#DeleteFacebook trends worldwide as Zuckerberg blocks Australian news

Australian publishers can continue to publish news content on Facebook, but links and posts can’t be viewed or shared.

By AP and World Israel News Staff

A #DeleteFacebook campaign on Twitter is spreading around the world after Facebook on Thursday chose to block news content from Australians rather than have to pay for it.

Facebook was reacting to proposed laws in the country to make digital giants pay for journalism.

Facebook regional managing director William Easton said, “The proposed law fundamentally misunderstands the relationship between our platform and publishers who use it to share news content.”

“It has left us facing a stark choice: attempt to comply with a law that ignores the realities of this relationship, or stop allowing news content on our services in Australia. With a heavy heart, we are choosing the latter,” Easton added.

Australian publishers can continue to publish news content on Facebook, but links and posts can’t be viewed or shared by Australian audiences, the U.S.-based company said in a statement. Australian users cannot share Australian or international news. International users outside Australia also cannot share Australian news.

Politicians and Facebook users reacted angrily, and not just in Australia. U.S. Rep. David Cicilline (D-RI) said “Facebook is not compatible with Democracy.”

“Threatening to bring an entire country to its knees to agree to Facebook’s terms is the ultimate admission of monopoly power,” he tweeted on Thursday.

The Australian law was a response to a cry for help from media companies which complained that social media giants like Facebook and Google were essentially eating their lunch, posting their content for free and benefiting from the advertising revenue.

Agreement might still be reached, however. The announcement comes a day after Australia’s Treasurer Josh Frydenberg described as “very promising” negotiations between Facebook and Google with Australian media companies.

Frydenberg said after weekend talks with Facebook CEO Mark Zuckerberg and Sundar Pichai, chief executive of Alphabet Inc. and its subsidiary Google, he was convinced that the platforms “do want to enter into these commercial arrangements.”

Frydenberg said he had had a “a constructive discussion” with Zuckerberg after Facebook blocked Australian news.

“He raised a few remaining issues with the Government’s news media bargaining code and we agreed to continue our conversation to try to find a pathway forward,” Frydenberg tweeted.

But communications Minister Paul Fletcher said the government would not back down on its legislative agenda.

“This announcement from Facebook, if they were to maintain this position, of course would call into question the credibility of the platform in terms of the news on it,” Fletcher told Australian Broadcasting Corp.
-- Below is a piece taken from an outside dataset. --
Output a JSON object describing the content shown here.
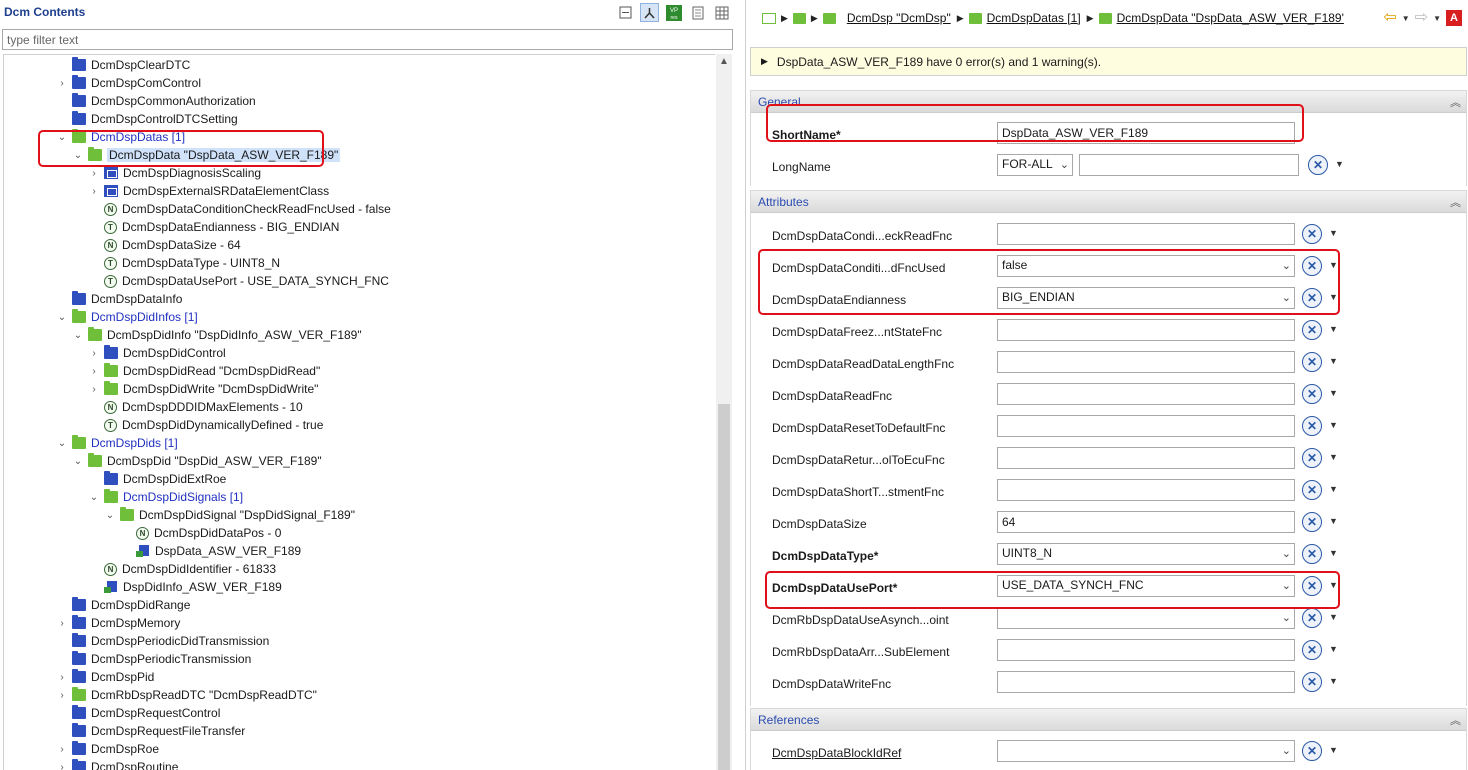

“Effectively Facebook is saying to Australians information that you see on our platforms does not come from organizations that have editorial policies or fact-checking processes or journalists who are paid to do the work they do,” Fletcher added.

The Australian Parliament is debating proposed laws that would make Facebook and Google strike deals to pay for Australian news. Both platforms have condemned the proposed laws as unworkable. Google has also threatened to remove its search engine from the country.

But Google may be closer to working out a deal than Facebook. It’s striking pay deals with Australian news media companies under its own News Showcase model.

Seven West Media on Monday became the largest Australian news media business to strike a deal with Google to pay for journalism. Rupert Murdoch’s News Corp. has since announced a wide-ranging deal. Rival Nine Entertainment is reportedly close to its own pact and ABC is also in negotiations.